Below are brief highlights from each talk.
Part 1: Postmodernity
In this first event, we explored the past 12,000 years to understand these major paradigms and their effect on the world. In the earliest civilizations, a hierarchy was established to explain the apparent dominance humans felt over animals and nature. This relationship led humans to believe that higher powers had dominance over them, thus creating the concept of religion -- the idea that we do not have complete power in this world. We understand this era now as the beginning of premodernity. This paradigm shifted during Enlightenment, where humans came to realize their power in the way the world was developed. The development of technology and large-scale societies gave the impression that humans controlled the world, not higher powers. The culmination of this paradigm led to the Industrial Revolution and the assertion of human will on the world, which we understand as the concept of modernity. A crisis in this paradigm came after the second World War, when humans were faced with the atrocities they created. Now, instead of seeing ourselves as the ultimate power in the world, we understand that we are part of larger systems. This decentralization of humans’ power in the world created the concept of postmodernity, where systems of relationships control the way the world operates.

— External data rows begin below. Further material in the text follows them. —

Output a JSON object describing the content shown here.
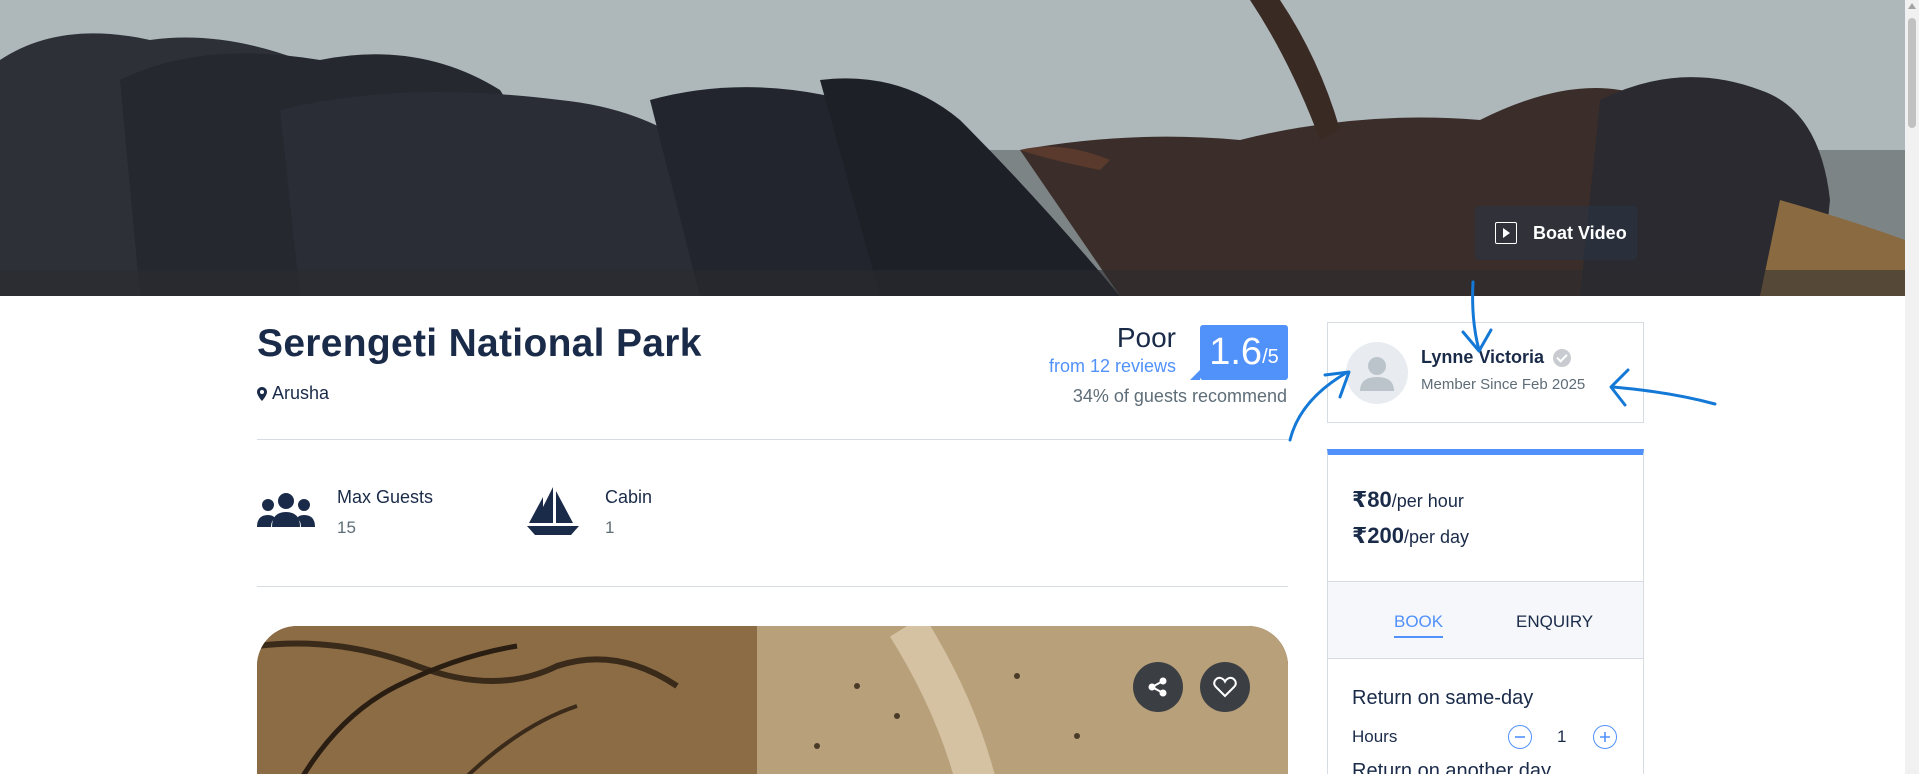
{
  "hero": {
    "video_button_label": "Boat Video"
  },
  "listing": {
    "title": "Serengeti National Park",
    "location": "Arusha"
  },
  "rating": {
    "word": "Poor",
    "reviews": "from 12 reviews",
    "recommend": "34% of guests recommend",
    "score": "1.6",
    "scale": "/5"
  },
  "facts": [
    {
      "label": "Max Guests",
      "value": "15",
      "icon": "guests-icon"
    },
    {
      "label": "Cabin",
      "value": "1",
      "icon": "sailboat-icon"
    }
  ],
  "owner": {
    "name": "Lynne Victoria",
    "since": "Member Since Feb 2025",
    "icon": "avatar-placeholder-icon"
  },
  "booking": {
    "price_hour": "₹80",
    "price_hour_unit": "/per hour",
    "price_day": "₹200",
    "price_day_unit": "/per day",
    "tabs": [
      "BOOK",
      "ENQUIRY"
    ],
    "active_tab": "BOOK",
    "option_same_day": "Return on same-day",
    "hours_label": "Hours",
    "hours_value": "1",
    "option_another_day": "Return on another day"
  },
  "colors": {
    "accent": "#5191fa",
    "text": "#1a2b49",
    "muted": "#5e6d77",
    "annotation": "#1479d6"
  }
}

These paradigms represent various approaches to the way humans understand their relationship to the world. Even though these concepts were developed sequentially, one paradigm should not be considered better than another. Each paradigm brings a unique perspective about the world and can be leveraged depending on the situation. Postmodernity can only be explained and utilized through our collective understanding of the paradigms before it.